Gee! I wonder where we'll go for our retreat next year?

Tuesday, May 31, 2005

Civic responsibility

I've never been one to really think about posting my thoughts for all to see, but with the direction technology is going and the popularity of blogging these days, I thought, 'What the heck!'

Someone asked me the other day if I blogged. I said no. I occasionally scribble down some thoughts, but they are not for public consumption. However, there are some things that just strike me as odd, and I hope I am not the only one.

Case in point ... Today I was filling out a jury questionaire. I have lived in this town for four years and this is the second time I have been summoned for jury duty. I know people who have lived here considerably longer who have never had the pleasure. But that is beside the point. The first couple of questions they ask concern my sex and race. It strikes me as odd that in a climate in which everyone pretends to be concerned about equality the first thing the court wants to know is that I am a white male. They obviously are not overly concerned about important things like my name because that question is a little farther down the page, but "By-St.-Peter's-crew-cut," they want to know that I am a white male.

Of course, like most people I was trying to find a way out, so I closely read the qualifications for serving on a jury. General qualification No. 5 states that the prospective juror must "be able to read and write." What would they say if I circled this reason then signed my name at the bottom of the form and returned it to them?

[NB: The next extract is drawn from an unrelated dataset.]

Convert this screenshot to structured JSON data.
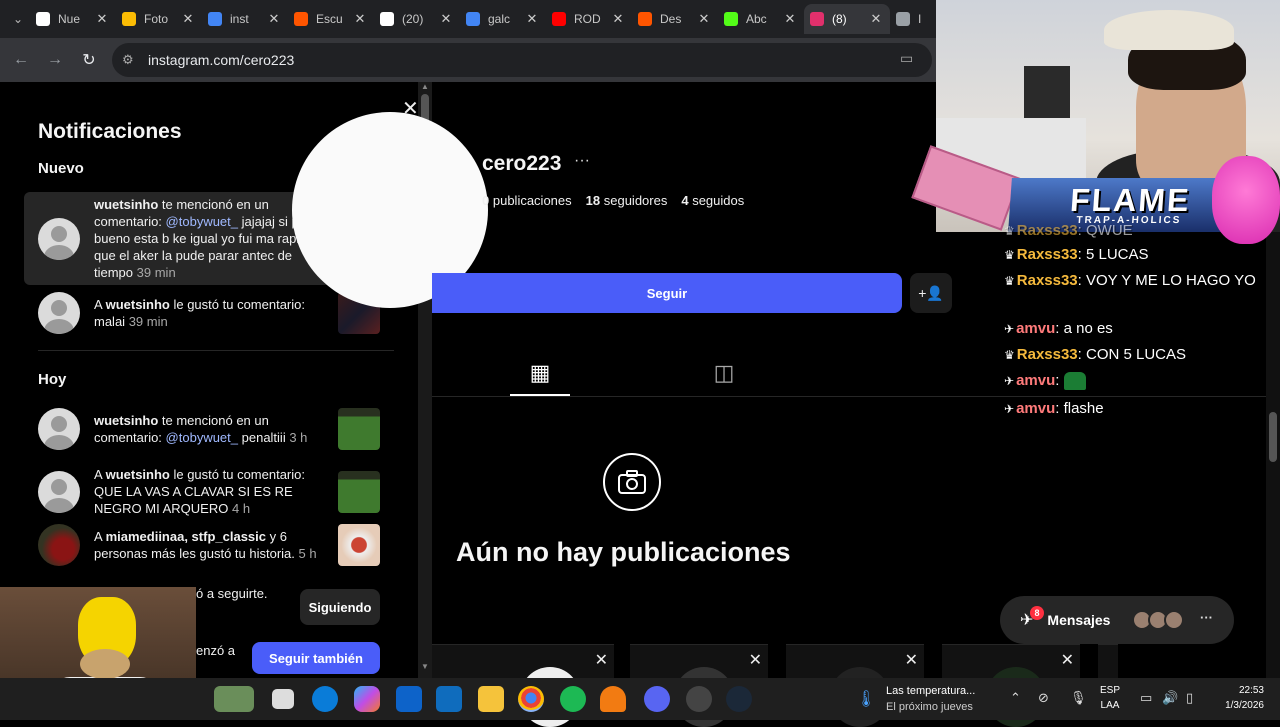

Oh well. I guess I'm doomed to serve. I'll probably be selected and the trial dates will disrupt my preplanned vacation, but "Hey!" it's my civic duty, so I'll show up with a smile, answer all the questions, collect my $7 and go home happy.